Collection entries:
Content starts
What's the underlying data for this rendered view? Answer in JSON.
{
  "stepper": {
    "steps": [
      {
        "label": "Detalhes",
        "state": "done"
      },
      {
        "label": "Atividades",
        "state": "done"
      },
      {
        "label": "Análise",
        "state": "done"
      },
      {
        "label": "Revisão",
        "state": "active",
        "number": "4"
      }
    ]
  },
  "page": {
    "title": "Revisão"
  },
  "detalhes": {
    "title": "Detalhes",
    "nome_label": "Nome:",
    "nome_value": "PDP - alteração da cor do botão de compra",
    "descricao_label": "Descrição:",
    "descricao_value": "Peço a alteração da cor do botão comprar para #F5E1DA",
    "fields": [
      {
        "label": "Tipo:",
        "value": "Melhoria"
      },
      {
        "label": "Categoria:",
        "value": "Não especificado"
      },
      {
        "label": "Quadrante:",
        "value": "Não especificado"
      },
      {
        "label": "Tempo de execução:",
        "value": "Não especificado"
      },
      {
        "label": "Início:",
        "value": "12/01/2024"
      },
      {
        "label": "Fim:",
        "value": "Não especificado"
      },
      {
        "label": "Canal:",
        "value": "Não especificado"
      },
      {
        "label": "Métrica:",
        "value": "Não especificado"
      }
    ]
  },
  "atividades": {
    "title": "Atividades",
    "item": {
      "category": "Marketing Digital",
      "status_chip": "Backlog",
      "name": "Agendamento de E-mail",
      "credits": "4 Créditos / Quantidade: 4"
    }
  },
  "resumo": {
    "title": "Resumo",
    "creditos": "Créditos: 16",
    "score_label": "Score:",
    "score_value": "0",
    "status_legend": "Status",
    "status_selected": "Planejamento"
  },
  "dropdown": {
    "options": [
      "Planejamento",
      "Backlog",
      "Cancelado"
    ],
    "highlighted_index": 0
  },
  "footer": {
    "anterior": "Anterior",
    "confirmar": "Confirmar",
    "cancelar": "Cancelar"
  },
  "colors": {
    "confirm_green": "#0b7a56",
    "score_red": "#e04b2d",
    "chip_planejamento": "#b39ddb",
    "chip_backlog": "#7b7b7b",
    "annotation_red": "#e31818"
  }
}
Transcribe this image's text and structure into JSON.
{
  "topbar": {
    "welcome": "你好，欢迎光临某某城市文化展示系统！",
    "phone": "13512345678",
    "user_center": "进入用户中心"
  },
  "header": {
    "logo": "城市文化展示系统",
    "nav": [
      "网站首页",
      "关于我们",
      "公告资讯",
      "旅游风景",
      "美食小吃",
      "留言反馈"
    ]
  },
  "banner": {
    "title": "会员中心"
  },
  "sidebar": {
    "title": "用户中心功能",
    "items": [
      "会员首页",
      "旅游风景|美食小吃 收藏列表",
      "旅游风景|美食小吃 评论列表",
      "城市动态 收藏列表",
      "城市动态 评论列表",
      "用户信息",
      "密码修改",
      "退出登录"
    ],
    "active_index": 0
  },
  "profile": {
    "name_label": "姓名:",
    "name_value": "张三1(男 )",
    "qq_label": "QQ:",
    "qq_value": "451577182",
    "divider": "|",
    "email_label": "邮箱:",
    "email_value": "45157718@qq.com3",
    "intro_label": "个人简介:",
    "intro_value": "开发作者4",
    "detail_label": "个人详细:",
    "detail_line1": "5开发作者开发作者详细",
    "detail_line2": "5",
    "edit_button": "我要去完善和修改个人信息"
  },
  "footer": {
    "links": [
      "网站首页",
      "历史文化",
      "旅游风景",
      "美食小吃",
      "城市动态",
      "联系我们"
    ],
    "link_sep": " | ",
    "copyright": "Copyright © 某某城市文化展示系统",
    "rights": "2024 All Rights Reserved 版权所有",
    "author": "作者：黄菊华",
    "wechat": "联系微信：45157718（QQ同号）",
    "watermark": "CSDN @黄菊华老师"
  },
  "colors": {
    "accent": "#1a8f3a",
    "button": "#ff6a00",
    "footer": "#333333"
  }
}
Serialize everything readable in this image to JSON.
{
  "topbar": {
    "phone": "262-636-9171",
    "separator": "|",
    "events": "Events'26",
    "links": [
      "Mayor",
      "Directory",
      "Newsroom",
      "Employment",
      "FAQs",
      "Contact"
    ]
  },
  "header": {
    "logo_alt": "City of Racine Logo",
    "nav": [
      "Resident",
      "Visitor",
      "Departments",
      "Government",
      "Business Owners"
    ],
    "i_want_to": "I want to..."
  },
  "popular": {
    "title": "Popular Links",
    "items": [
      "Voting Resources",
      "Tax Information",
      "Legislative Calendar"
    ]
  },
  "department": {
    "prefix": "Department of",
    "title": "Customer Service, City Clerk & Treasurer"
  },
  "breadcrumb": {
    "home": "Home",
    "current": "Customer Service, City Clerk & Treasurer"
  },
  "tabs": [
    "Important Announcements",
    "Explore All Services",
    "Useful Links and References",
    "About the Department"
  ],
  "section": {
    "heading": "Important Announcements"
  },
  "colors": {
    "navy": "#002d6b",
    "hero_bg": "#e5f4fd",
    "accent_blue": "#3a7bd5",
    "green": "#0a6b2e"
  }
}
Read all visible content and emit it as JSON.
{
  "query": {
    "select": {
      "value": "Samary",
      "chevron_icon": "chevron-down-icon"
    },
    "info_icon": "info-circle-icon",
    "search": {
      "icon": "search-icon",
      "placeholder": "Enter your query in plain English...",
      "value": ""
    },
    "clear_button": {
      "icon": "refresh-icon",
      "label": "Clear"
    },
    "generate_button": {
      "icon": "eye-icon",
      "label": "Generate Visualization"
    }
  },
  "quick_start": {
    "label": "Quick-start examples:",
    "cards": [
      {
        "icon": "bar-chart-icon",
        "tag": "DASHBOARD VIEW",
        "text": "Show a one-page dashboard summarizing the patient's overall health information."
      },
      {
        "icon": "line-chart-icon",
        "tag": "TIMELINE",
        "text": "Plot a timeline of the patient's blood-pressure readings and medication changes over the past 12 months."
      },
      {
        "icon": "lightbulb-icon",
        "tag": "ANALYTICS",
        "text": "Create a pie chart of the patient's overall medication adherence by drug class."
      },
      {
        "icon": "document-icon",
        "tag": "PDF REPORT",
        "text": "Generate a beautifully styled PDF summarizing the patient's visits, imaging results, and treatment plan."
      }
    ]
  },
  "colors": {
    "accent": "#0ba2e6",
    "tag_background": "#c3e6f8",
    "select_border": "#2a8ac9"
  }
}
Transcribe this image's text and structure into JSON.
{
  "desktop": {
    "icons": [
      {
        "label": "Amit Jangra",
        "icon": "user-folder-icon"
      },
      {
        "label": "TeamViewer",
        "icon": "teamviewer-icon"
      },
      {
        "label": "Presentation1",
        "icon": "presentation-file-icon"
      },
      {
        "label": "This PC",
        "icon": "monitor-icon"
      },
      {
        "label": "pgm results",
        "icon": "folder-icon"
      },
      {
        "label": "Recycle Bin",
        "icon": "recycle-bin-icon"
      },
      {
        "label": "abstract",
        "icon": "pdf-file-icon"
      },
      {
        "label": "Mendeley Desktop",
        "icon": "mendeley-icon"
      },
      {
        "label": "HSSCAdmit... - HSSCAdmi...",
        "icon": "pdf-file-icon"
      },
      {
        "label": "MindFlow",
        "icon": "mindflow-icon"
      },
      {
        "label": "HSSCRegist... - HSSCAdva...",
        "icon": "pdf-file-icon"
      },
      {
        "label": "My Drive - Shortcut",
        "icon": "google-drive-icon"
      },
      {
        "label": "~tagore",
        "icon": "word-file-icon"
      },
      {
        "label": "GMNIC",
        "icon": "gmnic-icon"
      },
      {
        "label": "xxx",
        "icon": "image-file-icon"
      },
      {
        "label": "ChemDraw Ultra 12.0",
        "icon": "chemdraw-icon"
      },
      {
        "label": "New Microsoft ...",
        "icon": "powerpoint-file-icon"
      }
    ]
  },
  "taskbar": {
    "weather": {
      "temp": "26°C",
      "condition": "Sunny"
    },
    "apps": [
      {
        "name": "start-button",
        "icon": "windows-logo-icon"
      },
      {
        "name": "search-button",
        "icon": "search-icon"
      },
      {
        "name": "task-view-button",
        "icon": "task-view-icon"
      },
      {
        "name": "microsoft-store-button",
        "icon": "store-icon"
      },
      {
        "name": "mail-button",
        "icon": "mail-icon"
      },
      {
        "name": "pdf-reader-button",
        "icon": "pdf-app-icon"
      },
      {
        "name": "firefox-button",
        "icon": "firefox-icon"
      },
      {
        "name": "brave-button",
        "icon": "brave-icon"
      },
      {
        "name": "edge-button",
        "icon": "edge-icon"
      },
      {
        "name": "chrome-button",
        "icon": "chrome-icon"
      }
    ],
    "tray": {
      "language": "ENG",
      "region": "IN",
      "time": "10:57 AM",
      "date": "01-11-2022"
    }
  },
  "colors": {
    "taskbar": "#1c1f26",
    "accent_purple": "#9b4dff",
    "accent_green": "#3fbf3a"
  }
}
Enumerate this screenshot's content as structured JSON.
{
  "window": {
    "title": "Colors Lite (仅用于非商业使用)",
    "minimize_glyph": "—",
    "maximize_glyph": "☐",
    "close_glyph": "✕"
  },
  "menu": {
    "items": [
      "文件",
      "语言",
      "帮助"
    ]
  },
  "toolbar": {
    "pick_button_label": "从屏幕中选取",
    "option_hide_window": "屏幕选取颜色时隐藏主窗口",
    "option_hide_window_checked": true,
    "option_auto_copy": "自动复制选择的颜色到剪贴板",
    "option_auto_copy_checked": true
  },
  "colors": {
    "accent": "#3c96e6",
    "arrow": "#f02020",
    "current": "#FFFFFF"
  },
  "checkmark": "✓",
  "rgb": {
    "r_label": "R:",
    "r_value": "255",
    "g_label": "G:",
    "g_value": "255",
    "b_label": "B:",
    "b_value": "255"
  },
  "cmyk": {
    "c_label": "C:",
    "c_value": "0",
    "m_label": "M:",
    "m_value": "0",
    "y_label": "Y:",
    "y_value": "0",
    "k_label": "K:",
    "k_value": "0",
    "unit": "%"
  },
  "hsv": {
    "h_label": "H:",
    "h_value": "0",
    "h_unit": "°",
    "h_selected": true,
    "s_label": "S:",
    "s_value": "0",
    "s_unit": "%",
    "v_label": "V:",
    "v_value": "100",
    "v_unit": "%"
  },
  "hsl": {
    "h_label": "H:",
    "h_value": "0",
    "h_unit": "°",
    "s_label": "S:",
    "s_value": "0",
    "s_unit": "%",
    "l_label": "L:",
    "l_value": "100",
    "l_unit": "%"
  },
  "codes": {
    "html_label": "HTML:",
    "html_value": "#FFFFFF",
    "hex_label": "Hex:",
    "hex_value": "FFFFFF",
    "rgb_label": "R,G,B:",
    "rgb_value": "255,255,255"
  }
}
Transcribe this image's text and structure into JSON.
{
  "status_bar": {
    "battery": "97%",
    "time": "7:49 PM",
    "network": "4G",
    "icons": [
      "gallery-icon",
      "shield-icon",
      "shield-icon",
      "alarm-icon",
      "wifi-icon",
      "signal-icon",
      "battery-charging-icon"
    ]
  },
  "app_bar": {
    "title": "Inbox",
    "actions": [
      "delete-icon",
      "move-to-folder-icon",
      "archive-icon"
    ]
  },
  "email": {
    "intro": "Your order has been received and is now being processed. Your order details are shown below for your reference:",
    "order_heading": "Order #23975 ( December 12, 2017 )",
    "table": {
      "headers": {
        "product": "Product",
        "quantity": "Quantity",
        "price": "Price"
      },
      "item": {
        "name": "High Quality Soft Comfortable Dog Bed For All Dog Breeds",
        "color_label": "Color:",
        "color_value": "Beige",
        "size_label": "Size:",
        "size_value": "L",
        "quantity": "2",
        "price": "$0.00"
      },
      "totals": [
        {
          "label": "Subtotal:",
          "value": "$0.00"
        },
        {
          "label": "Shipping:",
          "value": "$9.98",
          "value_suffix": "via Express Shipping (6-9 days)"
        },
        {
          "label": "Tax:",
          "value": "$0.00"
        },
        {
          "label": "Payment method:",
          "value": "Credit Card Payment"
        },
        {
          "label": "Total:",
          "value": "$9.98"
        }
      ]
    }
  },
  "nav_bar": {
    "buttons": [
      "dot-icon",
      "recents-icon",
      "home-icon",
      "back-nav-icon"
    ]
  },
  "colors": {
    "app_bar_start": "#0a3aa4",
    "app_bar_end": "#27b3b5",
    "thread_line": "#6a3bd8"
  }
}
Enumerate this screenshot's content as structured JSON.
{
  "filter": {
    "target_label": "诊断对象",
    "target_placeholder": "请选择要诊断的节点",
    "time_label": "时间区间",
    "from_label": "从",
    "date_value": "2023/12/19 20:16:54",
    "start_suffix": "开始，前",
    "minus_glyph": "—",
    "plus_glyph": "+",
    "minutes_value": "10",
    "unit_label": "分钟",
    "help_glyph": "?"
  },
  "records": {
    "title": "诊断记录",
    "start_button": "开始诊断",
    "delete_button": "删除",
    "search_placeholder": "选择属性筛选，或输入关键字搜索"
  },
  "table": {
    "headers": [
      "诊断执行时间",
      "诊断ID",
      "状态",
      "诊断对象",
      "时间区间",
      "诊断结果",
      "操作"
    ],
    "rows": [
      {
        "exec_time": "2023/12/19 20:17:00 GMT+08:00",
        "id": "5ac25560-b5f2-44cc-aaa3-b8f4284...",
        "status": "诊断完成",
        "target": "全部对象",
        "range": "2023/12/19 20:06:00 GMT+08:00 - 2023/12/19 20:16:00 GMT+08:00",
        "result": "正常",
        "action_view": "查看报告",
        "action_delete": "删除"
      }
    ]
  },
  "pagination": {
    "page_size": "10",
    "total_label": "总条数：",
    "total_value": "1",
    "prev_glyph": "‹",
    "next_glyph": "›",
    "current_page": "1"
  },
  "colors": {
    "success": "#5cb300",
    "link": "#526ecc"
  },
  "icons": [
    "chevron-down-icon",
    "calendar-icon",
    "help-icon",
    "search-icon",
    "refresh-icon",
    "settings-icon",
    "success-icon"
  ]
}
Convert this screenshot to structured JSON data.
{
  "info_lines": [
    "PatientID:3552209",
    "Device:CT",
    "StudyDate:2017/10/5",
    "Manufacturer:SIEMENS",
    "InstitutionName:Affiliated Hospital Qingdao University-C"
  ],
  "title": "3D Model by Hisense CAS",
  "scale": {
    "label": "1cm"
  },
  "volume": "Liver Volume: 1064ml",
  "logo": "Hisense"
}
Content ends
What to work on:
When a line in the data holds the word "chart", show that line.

Output for this exercise:
        "icon": "bar-chart-icon",
        "icon": "line-chart-icon",
        "text": "Create a pie chart of the patient's overall medication adherence by drug class."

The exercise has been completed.